* [Work instruction]
Using only the records, tally the lines with "dejavu" in them and state that total by itself.

----- Records provided -----

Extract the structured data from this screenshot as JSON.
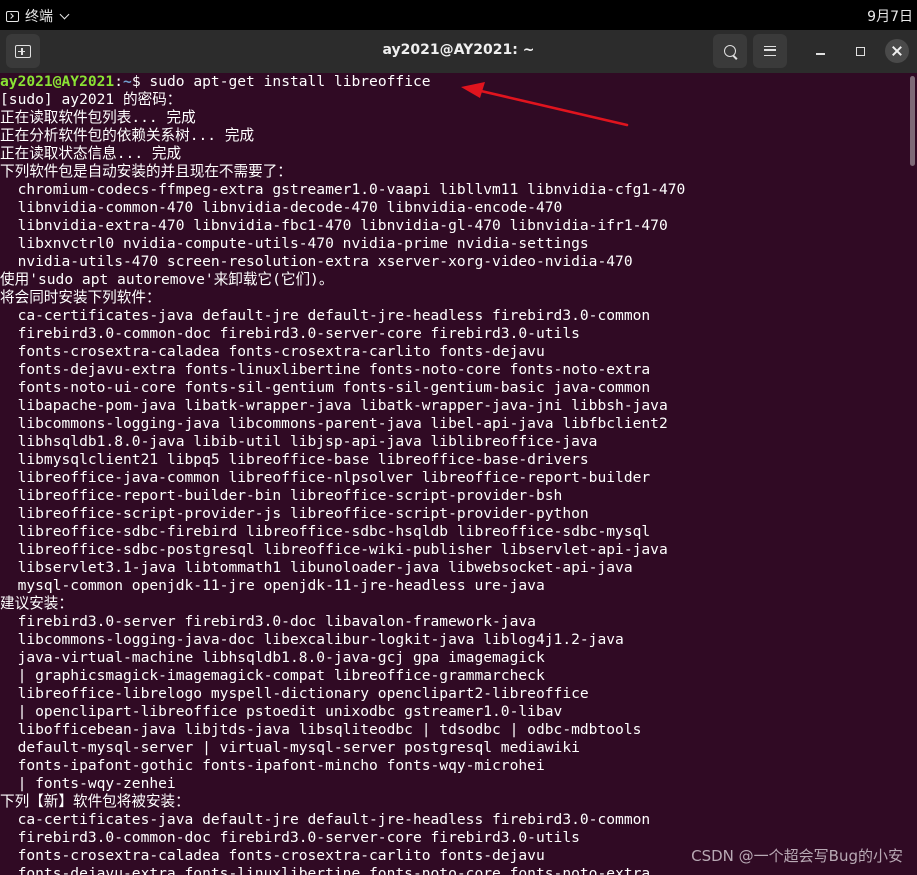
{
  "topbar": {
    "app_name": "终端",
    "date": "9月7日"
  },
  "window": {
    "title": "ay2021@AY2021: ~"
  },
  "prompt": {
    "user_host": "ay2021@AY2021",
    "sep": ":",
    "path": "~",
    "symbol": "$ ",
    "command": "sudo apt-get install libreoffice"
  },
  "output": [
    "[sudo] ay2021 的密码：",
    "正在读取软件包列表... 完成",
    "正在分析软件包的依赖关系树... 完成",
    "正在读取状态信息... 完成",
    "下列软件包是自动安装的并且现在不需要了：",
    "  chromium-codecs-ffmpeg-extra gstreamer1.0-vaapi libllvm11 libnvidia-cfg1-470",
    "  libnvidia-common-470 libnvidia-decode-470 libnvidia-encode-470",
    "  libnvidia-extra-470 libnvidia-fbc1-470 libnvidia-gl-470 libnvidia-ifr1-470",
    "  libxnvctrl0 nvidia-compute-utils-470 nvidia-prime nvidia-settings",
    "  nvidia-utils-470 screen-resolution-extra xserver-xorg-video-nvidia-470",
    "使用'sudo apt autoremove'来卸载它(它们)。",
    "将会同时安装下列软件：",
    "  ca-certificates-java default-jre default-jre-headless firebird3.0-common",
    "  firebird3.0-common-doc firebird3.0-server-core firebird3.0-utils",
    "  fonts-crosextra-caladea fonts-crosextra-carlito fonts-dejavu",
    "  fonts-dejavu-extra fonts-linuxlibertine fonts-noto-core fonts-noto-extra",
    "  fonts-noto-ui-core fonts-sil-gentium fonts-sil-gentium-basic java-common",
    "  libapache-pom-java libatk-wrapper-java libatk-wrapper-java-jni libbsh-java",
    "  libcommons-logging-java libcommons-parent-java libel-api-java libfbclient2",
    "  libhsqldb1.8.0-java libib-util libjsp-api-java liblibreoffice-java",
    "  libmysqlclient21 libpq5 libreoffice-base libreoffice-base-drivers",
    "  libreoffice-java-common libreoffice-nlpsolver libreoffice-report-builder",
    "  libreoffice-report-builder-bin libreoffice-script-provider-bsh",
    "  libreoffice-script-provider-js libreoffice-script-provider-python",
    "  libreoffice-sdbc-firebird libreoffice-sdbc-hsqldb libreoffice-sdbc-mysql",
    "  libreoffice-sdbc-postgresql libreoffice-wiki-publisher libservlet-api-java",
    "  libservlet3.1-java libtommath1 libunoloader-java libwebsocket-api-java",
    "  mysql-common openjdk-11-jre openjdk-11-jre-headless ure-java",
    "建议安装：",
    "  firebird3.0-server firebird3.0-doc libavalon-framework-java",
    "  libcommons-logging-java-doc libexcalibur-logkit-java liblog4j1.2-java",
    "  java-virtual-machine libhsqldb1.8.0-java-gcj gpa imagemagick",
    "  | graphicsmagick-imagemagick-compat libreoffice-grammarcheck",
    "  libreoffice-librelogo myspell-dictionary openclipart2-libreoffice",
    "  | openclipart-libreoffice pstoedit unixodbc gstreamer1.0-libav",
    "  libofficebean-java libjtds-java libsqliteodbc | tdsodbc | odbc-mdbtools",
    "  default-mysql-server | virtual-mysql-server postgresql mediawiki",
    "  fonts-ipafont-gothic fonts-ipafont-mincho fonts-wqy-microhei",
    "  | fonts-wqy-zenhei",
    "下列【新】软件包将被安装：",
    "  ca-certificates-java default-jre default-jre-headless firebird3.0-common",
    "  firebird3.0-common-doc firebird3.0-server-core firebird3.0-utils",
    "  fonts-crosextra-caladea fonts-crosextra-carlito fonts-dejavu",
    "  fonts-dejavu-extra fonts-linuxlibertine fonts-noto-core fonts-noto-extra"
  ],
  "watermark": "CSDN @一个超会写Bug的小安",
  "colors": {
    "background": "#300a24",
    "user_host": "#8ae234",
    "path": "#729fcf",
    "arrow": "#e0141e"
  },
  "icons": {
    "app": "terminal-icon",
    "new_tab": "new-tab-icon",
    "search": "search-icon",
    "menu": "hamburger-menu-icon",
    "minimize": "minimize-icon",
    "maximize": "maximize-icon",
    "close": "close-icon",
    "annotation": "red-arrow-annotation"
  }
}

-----
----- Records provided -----

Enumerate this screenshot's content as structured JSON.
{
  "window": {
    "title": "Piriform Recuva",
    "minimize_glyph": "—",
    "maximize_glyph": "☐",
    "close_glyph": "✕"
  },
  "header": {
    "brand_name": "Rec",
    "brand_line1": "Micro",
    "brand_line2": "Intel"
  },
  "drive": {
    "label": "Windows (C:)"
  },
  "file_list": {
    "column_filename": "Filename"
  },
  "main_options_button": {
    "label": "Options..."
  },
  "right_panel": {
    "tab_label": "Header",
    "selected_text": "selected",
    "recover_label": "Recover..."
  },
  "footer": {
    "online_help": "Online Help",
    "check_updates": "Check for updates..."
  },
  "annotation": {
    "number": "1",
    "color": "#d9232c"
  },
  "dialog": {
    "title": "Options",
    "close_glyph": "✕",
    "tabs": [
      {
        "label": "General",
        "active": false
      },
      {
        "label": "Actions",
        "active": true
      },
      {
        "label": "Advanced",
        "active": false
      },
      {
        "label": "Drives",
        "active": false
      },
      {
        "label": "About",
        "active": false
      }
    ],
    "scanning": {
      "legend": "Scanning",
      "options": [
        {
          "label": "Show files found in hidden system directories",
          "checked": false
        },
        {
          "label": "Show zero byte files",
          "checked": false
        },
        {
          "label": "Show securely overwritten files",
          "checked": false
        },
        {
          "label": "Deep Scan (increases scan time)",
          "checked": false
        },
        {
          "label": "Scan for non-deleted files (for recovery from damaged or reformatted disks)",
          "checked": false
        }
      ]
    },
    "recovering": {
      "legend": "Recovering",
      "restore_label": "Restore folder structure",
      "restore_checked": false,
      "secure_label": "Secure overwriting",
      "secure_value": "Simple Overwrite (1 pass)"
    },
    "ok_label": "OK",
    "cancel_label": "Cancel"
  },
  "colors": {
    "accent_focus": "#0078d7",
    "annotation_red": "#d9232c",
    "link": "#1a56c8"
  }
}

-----

* [Completed exercise]
4